Exercise >> Go over each line of the entries below, count those with "cable", and give only the count.

Dataset rows describing interfaces
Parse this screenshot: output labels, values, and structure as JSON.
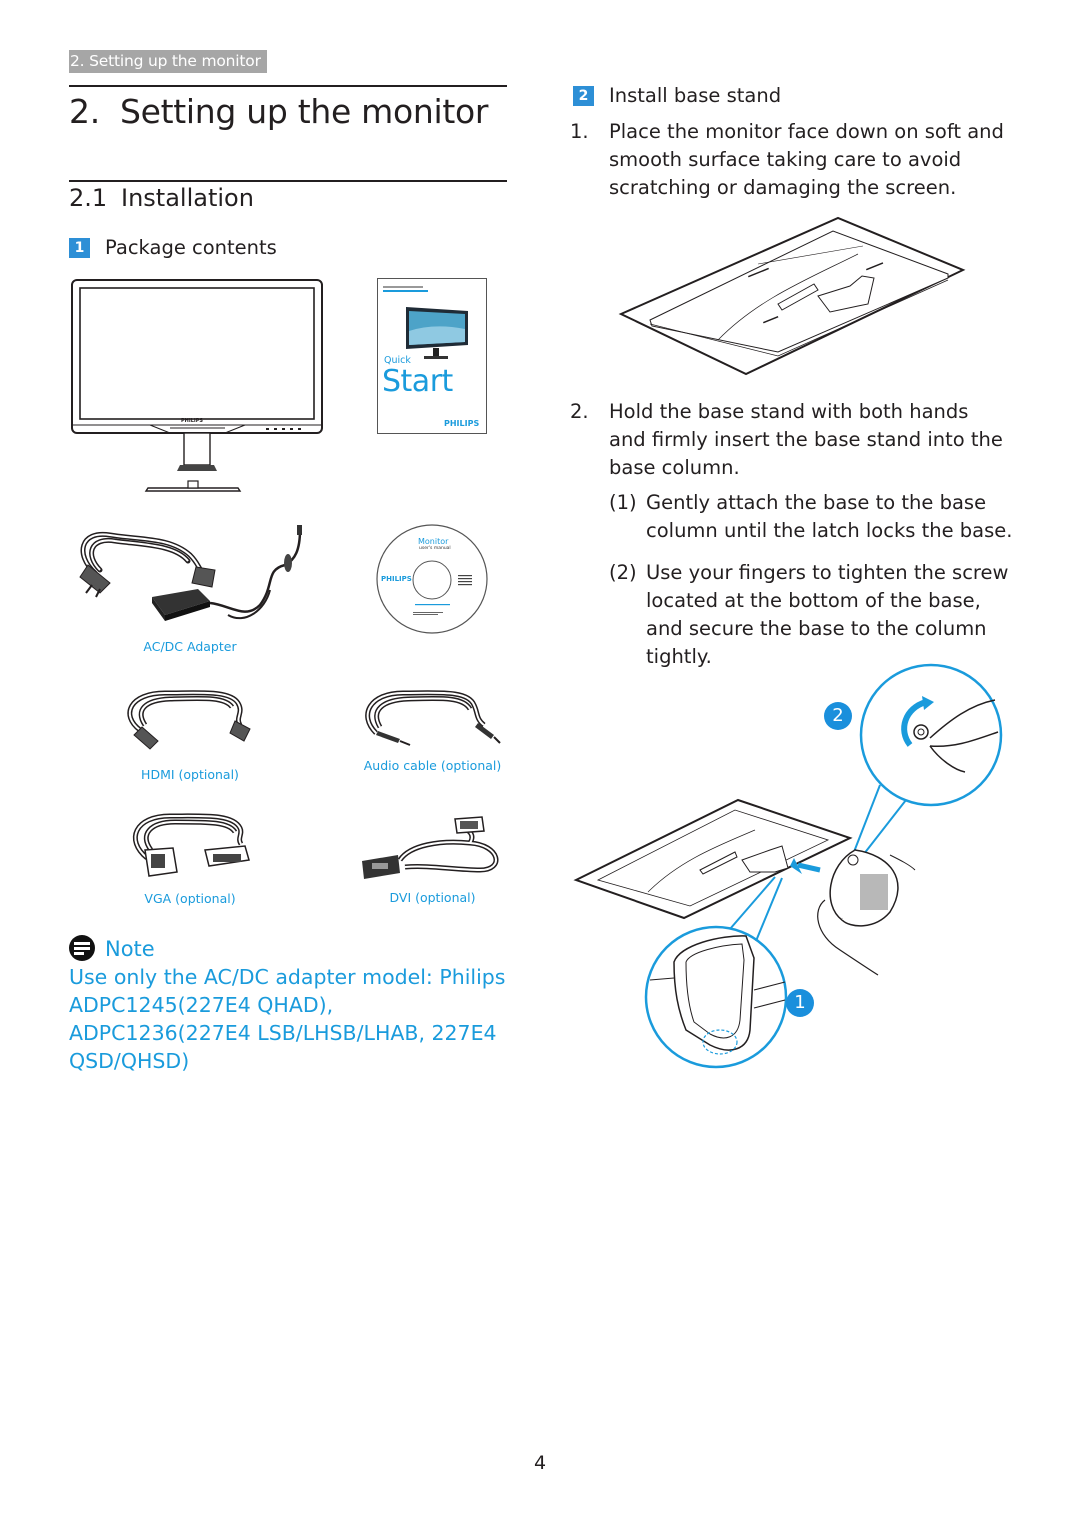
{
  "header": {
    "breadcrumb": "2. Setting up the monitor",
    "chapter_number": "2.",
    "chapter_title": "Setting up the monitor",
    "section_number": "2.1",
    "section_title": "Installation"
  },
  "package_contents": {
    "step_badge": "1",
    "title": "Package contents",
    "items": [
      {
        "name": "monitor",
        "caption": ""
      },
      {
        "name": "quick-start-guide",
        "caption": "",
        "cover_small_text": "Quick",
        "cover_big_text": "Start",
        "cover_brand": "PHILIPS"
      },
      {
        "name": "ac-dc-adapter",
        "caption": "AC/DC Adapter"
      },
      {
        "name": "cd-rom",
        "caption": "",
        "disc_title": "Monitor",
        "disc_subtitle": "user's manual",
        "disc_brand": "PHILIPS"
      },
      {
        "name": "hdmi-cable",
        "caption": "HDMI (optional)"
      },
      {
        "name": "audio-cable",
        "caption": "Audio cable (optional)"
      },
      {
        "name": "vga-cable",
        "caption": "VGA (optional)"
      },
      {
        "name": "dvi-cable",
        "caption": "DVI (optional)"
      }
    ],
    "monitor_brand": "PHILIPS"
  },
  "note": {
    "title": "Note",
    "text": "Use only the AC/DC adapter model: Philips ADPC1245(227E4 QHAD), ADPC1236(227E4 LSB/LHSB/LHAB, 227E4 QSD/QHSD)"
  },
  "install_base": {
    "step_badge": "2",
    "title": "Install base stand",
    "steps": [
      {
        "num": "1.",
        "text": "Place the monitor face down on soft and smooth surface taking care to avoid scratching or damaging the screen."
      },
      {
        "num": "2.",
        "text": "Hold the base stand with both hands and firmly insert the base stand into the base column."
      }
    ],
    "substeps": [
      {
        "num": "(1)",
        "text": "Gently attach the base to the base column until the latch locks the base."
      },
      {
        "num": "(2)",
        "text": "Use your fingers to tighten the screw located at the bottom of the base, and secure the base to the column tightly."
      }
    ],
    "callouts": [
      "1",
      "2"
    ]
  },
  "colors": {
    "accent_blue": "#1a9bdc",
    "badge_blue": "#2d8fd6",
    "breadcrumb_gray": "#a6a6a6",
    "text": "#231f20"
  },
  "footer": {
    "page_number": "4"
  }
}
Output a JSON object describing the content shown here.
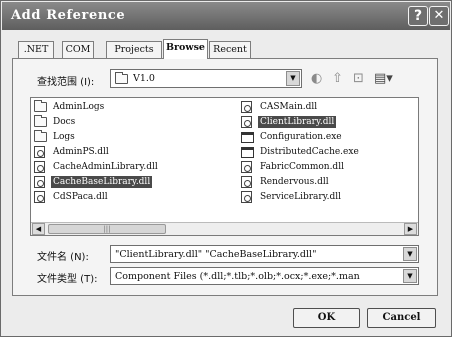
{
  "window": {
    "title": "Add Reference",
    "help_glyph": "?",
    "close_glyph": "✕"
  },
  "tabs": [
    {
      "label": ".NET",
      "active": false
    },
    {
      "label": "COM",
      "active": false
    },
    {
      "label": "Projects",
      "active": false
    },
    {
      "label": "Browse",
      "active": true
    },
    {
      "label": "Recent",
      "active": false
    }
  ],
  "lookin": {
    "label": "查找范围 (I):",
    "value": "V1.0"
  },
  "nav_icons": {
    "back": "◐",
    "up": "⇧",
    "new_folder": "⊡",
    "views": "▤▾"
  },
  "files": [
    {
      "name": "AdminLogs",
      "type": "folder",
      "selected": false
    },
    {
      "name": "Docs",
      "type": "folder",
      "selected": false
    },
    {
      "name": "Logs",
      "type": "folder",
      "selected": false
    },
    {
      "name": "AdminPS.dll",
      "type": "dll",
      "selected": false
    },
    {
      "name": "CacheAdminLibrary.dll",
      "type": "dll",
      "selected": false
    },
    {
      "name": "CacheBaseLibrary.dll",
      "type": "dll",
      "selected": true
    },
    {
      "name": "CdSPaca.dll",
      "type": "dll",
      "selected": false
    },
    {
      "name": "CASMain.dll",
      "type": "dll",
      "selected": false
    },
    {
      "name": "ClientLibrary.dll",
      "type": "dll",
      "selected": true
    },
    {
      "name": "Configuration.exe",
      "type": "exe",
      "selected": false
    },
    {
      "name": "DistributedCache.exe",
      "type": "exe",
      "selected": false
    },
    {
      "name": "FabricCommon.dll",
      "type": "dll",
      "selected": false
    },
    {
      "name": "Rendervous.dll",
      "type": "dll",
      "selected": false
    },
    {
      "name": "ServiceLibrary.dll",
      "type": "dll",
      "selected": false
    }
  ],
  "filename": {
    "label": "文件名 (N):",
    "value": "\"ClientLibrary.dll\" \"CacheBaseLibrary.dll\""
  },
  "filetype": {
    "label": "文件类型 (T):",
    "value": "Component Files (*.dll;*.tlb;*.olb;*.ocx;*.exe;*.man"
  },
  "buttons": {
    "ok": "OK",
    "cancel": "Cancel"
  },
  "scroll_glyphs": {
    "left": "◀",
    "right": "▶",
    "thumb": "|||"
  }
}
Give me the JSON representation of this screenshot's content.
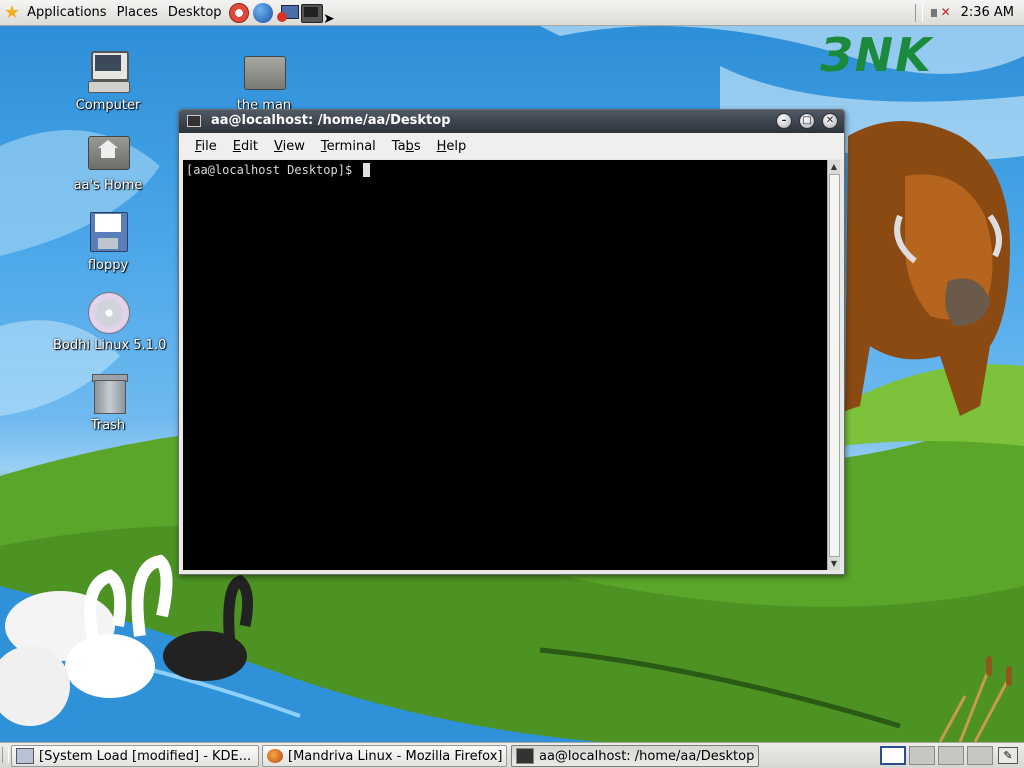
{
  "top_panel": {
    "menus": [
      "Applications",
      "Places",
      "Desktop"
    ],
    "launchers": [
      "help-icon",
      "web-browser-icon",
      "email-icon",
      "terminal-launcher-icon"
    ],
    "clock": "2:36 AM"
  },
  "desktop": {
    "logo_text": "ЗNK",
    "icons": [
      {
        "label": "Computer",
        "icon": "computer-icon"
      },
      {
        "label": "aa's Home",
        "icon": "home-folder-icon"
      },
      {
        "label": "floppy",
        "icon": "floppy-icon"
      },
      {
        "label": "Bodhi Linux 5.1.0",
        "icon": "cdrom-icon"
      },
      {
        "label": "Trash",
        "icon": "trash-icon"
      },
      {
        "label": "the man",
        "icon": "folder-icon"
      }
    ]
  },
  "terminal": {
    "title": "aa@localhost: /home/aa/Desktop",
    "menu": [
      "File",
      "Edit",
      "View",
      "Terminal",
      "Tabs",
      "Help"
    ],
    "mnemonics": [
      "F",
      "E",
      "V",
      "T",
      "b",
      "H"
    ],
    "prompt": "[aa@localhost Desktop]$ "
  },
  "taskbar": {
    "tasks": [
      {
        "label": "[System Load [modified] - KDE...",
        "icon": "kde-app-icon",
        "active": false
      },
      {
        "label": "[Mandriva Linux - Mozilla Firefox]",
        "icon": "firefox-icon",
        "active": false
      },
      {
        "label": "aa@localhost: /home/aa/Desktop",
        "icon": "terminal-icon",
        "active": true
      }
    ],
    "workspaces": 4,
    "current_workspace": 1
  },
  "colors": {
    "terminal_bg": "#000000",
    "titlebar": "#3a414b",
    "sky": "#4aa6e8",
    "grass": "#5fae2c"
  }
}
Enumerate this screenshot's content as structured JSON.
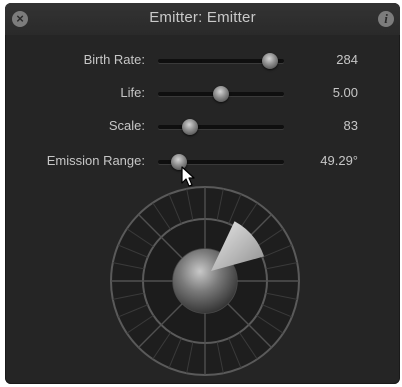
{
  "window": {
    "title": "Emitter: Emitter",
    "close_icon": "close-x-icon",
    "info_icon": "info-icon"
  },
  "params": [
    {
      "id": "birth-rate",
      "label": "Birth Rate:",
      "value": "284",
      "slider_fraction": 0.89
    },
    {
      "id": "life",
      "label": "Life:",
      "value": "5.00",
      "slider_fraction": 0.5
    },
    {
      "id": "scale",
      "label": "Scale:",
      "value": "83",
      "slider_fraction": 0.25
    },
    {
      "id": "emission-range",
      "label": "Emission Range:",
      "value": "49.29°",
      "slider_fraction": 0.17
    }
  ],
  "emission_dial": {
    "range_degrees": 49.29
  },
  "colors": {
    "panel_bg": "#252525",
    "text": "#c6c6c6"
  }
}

Answer for the task >> 5